The cars we loved.
The sport compact coupe market has always been a brutal one. The public, always finicky and forever chasing the next big thing will embrace the latest trend as fast as they trade in the last one. For Acura, its struggle was always to distinguish itself from its parent Honda in America. Never one to take too many chances, Acura design could be summed up in two words: tastefully conservative.
Every since the 90’s Integra’s quad bug-eyed headlights, the company seems to have been willing to take a few chances in hopes of becoming the fashion statement of the moment.
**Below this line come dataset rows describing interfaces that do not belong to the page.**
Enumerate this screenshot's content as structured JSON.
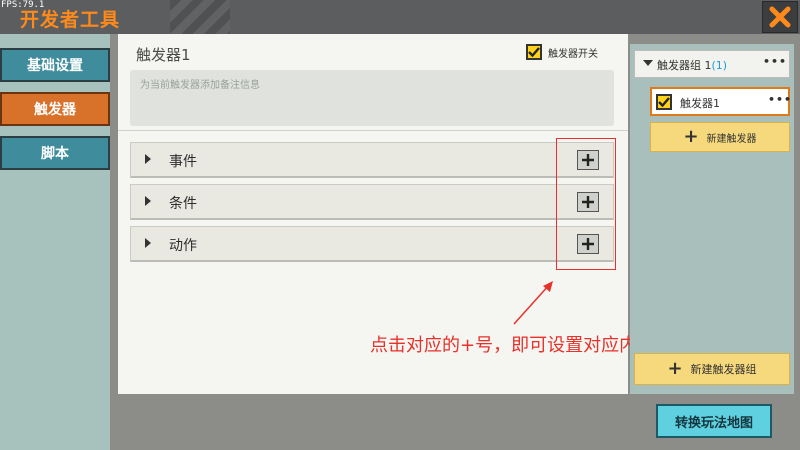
{
  "app": {
    "fps": "FPS:79.1",
    "title": "开发者工具"
  },
  "sidebar": {
    "items": [
      {
        "label": "基础设置"
      },
      {
        "label": "触发器",
        "active": true
      },
      {
        "label": "脚本"
      }
    ]
  },
  "main": {
    "trigger_name": "触发器1",
    "switch_label": "触发器开关",
    "switch_checked": true,
    "note_placeholder": "为当前触发器添加备注信息",
    "rows": [
      {
        "label": "事件"
      },
      {
        "label": "条件"
      },
      {
        "label": "动作"
      }
    ]
  },
  "annotation": {
    "text": "点击对应的+号，即可设置对应内容",
    "color": "#e8312a"
  },
  "right_panel": {
    "group": {
      "name": "触发器组 1",
      "count": "(1)"
    },
    "trigger_item": {
      "name": "触发器1",
      "checked": true
    },
    "new_trigger_label": "新建触发器",
    "new_group_label": "新建触发器组"
  },
  "footer": {
    "map_button_label": "转换玩法地图"
  },
  "colors": {
    "accent_orange": "#ff8a1c",
    "active_tab": "#d8712a",
    "tab": "#3f8c9c",
    "checkbox": "#ffd21c",
    "button_yellow": "#f6d97c",
    "cyan_button": "#5fd0e0"
  },
  "icons": {
    "close": "close-icon",
    "plus": "plus-icon",
    "caret": "caret-right-icon",
    "more": "more-dots-icon"
  }
}
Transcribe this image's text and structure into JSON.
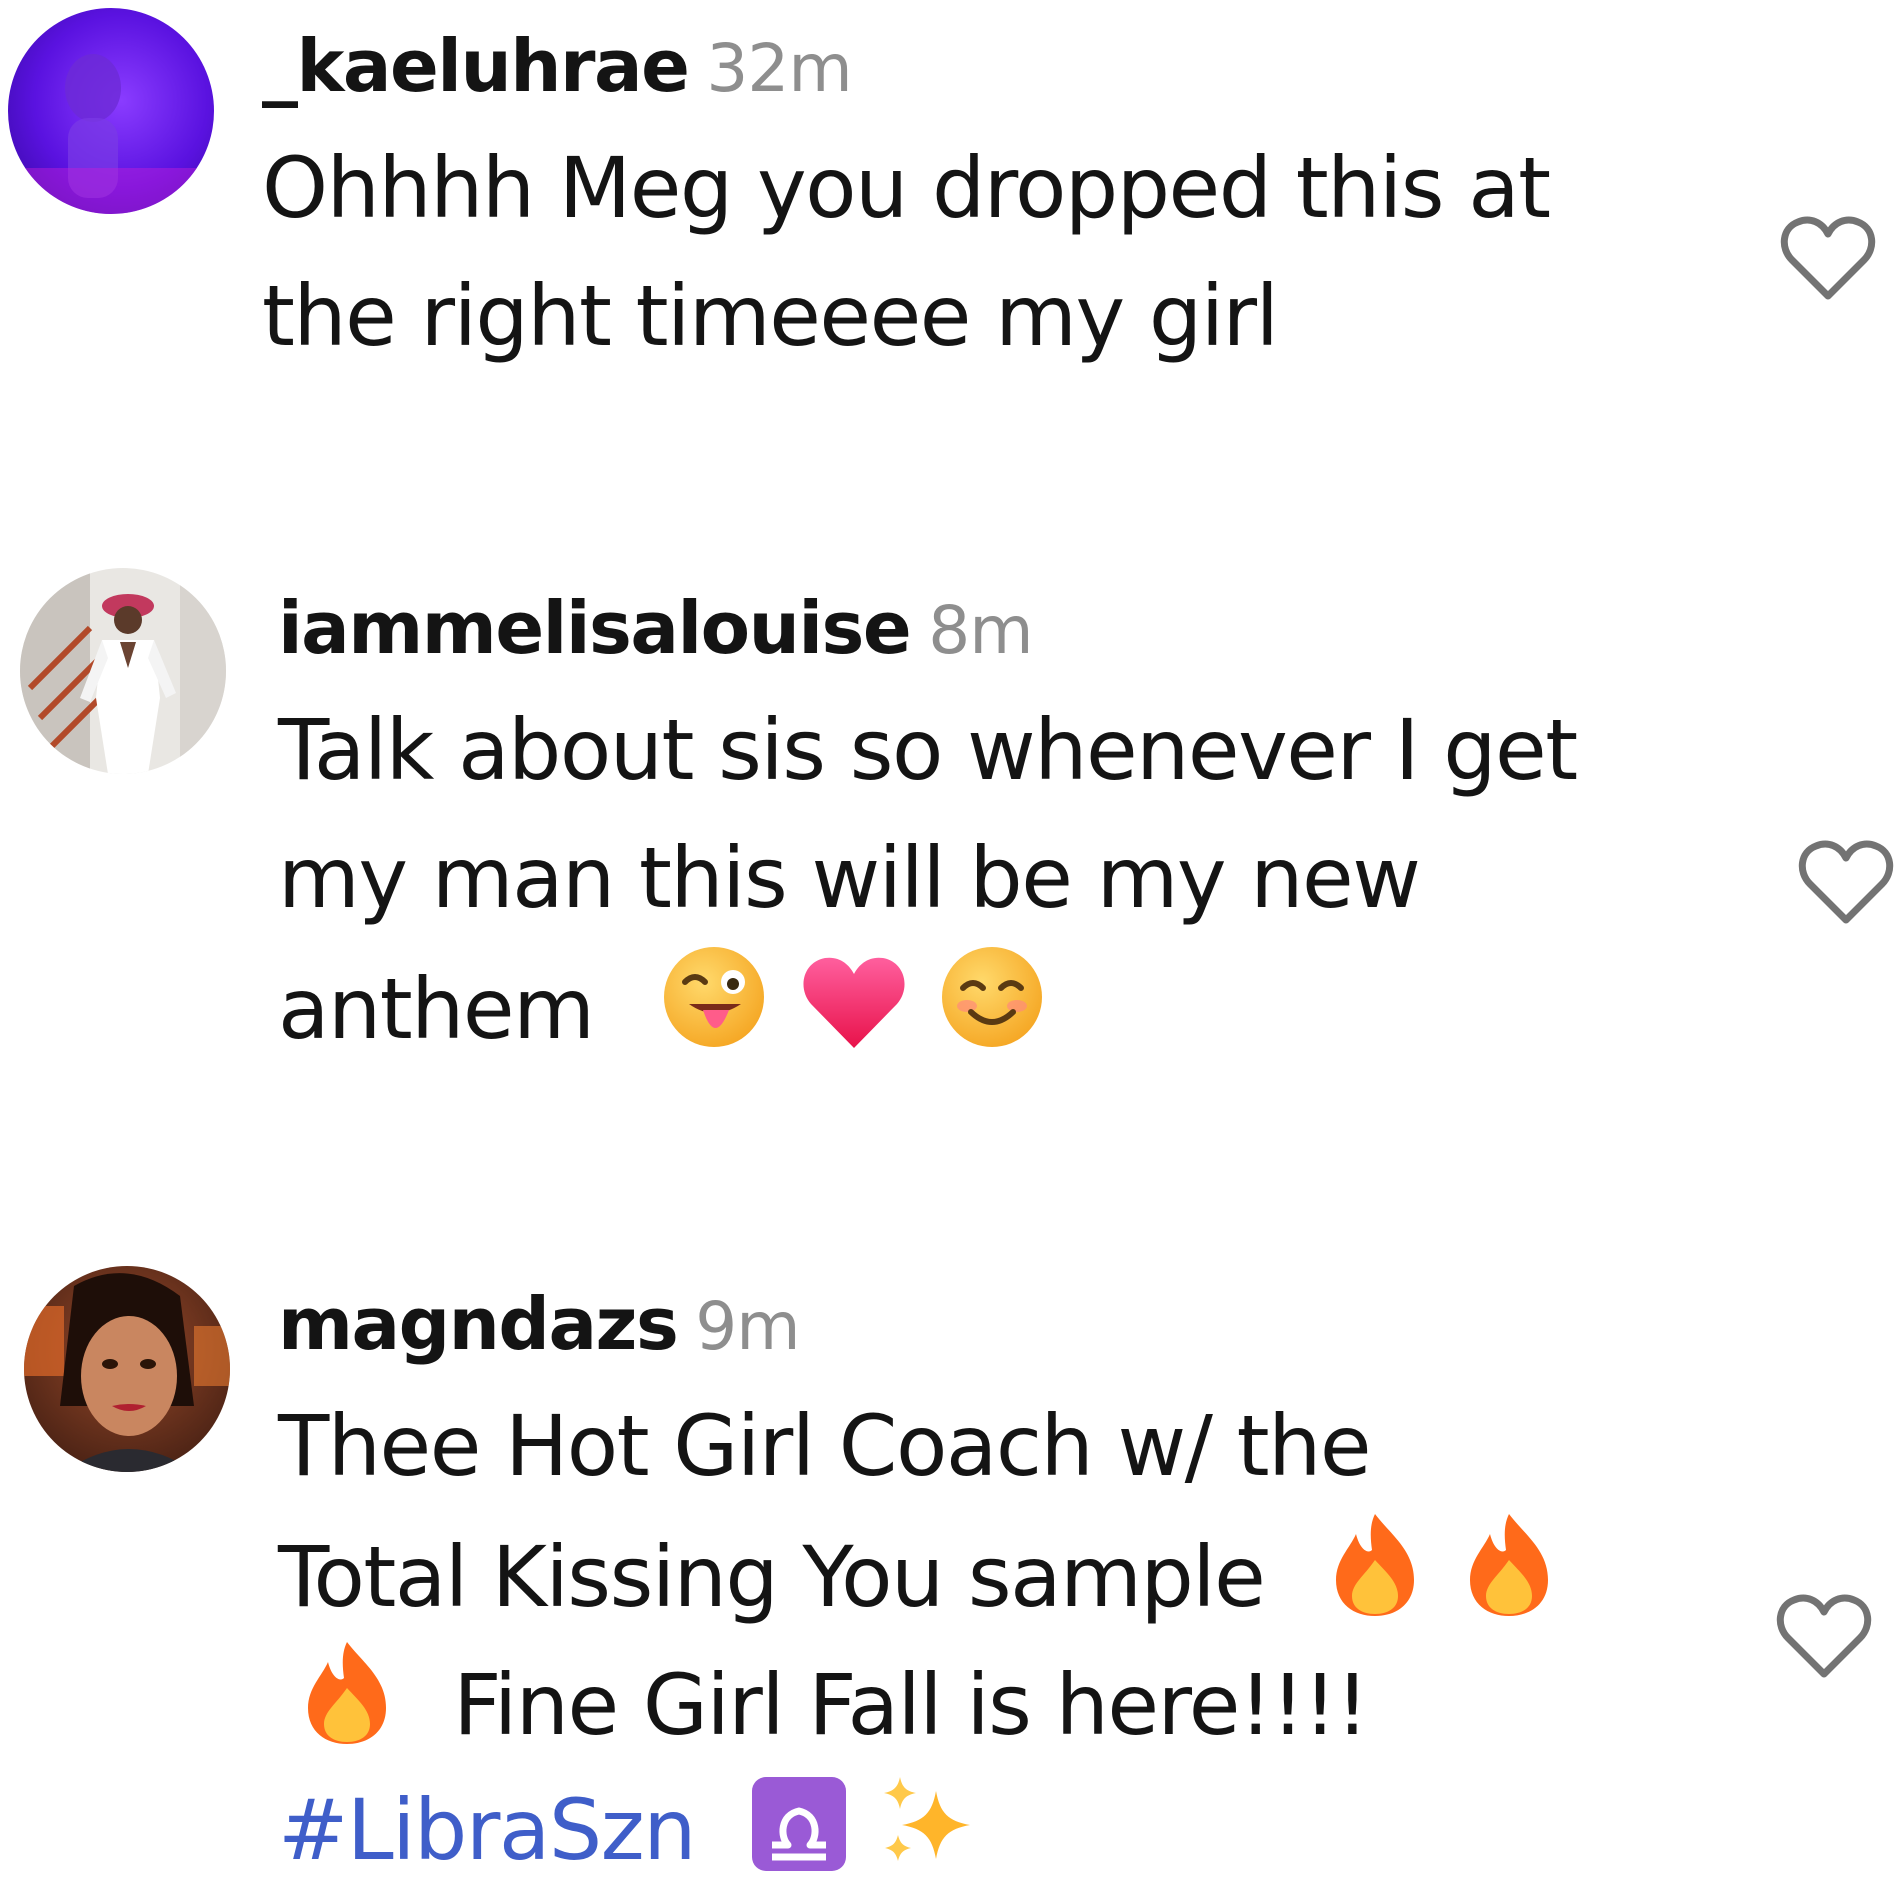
{
  "comments": [
    {
      "username": "_kaeluhrae",
      "time": "32m",
      "lines": [
        "Ohhhh Meg you dropped this at",
        "the right timeeee my girl"
      ]
    },
    {
      "username": "iammelisalouise",
      "time": "8m",
      "lines": [
        "Talk about sis so whenever I get",
        "my man this will be my new",
        "anthem"
      ],
      "emojis": [
        "winking-tongue-face",
        "red-heart",
        "smiling-face"
      ]
    },
    {
      "username": "magndazs",
      "time": "9m",
      "lines": [
        "Thee Hot Girl Coach w/ the",
        "Total Kissing You sample",
        "Fine Girl Fall is here!!!!"
      ],
      "hashtag": "#LibraSzn",
      "emojis": [
        "fire",
        "fire",
        "fire",
        "libra",
        "sparkles"
      ]
    }
  ],
  "colors": {
    "username": "#141414",
    "timestamp": "#8e8e8e",
    "hashtag": "#3f5ec9",
    "heart_outline": "#737373"
  }
}
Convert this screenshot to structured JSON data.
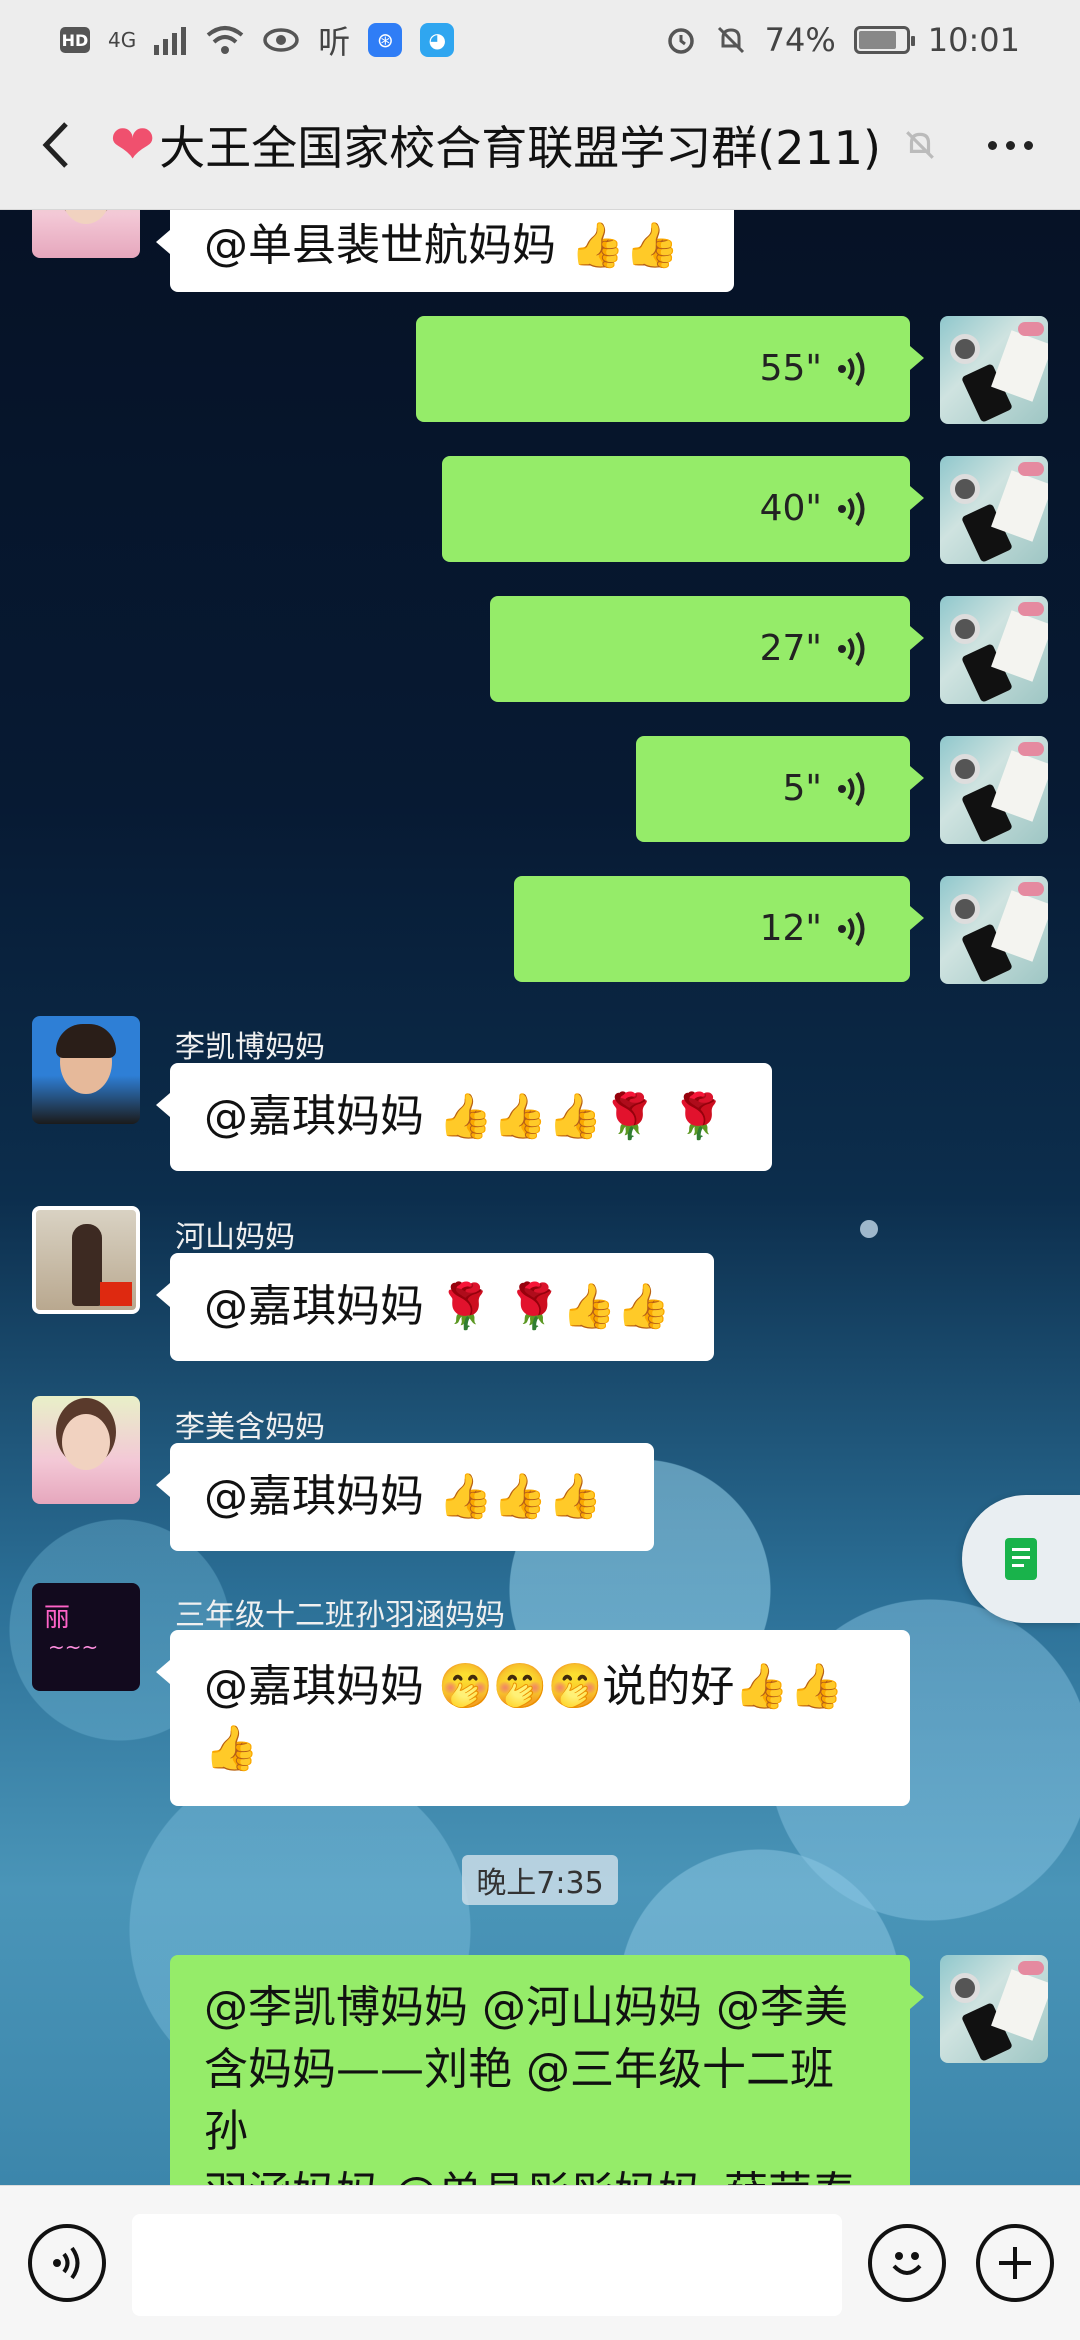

While Acura was getting better at separating the TSX from the Accord, it would need to do more to separate the Integra further from the Civic. Honda’s versatile Civic was not the only possible conflict for the Integra as the Prelude was much closer in concept and price. The Acura name did little to convince some that the Integra was nothing more than a Civic in sexier sheet metal.
After three generations of Integra in America, Acura decided to start over with a clean slate. The replacement, called the RSX (Rally Sportscar eXperimental) in America and still the Honda Integra elsewhere would still be based on the Honda Civic, but would clearly be more upmarket in its excucution. Honda, always governed by restraint would craft the RSX’s shape with a taunt purposeful stance. It appeared aggressive, but typically restrained – almost to the point of looking non descript. However, the Acura RSX would keep its flamboyance under the hood. Starting with the Si engine, a 2.0L all aluminum DOHC design that produced 160 hp.
In a time before turbos came to dominate smaller engines, Acura was using cutting edge technology to overcome the uneven torque curves of earlier VTEC systems. About two years after the base RSX appeared, the Type S model made its debut with a more powerful 2.0 with 200 hp. In Japan the Honda RSX was somewhat different, lighter, sometimes more powerful and with more options. All RSX or Integra would appear the same regardless of where sold. The base engine’s power rating would remain fixed while the Type-S would get a 10 hp boost to 210 in 2005.
Immediately the RSX became an automotive journalist favorite in Type-S trim. While making appearances on multiple 10 Best lists, the RSX’s appeal with tuners and everyday drivers was stronger than ever. A sizable tuner aftermarket evolved, that rivaled that of the Civic.
In the popular selling base model, it had procured a reputation as a comfortable riding small GT car with better than average reliability. Its high level of refinement was not unlike the outgoing Honda Prelude. With the Prelude gone, the RSX’s path was clearer. Its direct competition was dwindling too, with only the Toyota Celica matching its high quality and refinement at its price range.
The Celica could not match the RSX’s overall performance, but outsold it. While the RSX was never the fastest car off the line (0 to 60 at 7 seconds for the base model) its MacPherson strut and double wishbone suspension gave it race car like grip in a lightweight and tossible package. In a 2003 Car and Driver comparison test featuring the New Beetle Turbo, Tiburon GT V6, Eclipse GTS and Celica GTS, the ARS Type S beat them all in overall performance. The noisy cabin of the RSX was the only complaint.
Much like the Civic Si in its overall road manners, the RSX featured a more upmarket interior with better grade plastic, cloth and leather surfaces. The interior was also simple, giving it a kind of elegance missing in most compact sport coupes like the Eclipse or Colbalt. Three transmissions were available, a 5-speed sportshift auto or manual for the base model. The enthusiasts configuration of choice was a Type -S with a slick shifting six-speed manual. In the right hands the sprint to 60 could easily drop down to the low 6 second range.
The RSX never really seemed to fit into the Acura model mix, despite it being refined and quite capable. In a brand better suited for young executives and not tuner boys, the RSX was the odd car out, despite selling well for Acura because of its relative low price. While the RSX got younger buyers into Acura showrooms, it was not always the gateway to larger more expensive Acuras when the time came to trade up.
As the Civic inched up in refinement, content and performance it got closer to the RSX. Eventually it was close enough that in 2006, it was decided that the RSX would be discontinued. Acura would fill the entry-level void with its new ILX, ironically a sedan aimed at the RSX buyer who might have grown out of a coupe, but still wanted an entry-level drivers car.
In keeping with its upmarket image, the RSX got very few external changes. Spoliers, wheels and color options were the extent of most changes. Wheel sizes grew from 16 to 17 inch and on some models like the Type-S, a more aggressive ground effects package improved aerodynamics.
The RSX just might have been a bit ahead of its time, as near premium front wheel drive coupes are rare today. Anyone looking for an upmarket sport compact with just two doors would be hard press to find one with front wheel drive. Todays choices are likely to be back spinners like the Genisis Coupe or Mustang V6. Those cars are larger but comparing the RSX to the Scion TC or Hyundai Volster would seem just as much a mismatch.
The Civic has nearly evolved to where the RSX was from a packaging point of view. Its performance is already similar, if you don’t mind the Honda label.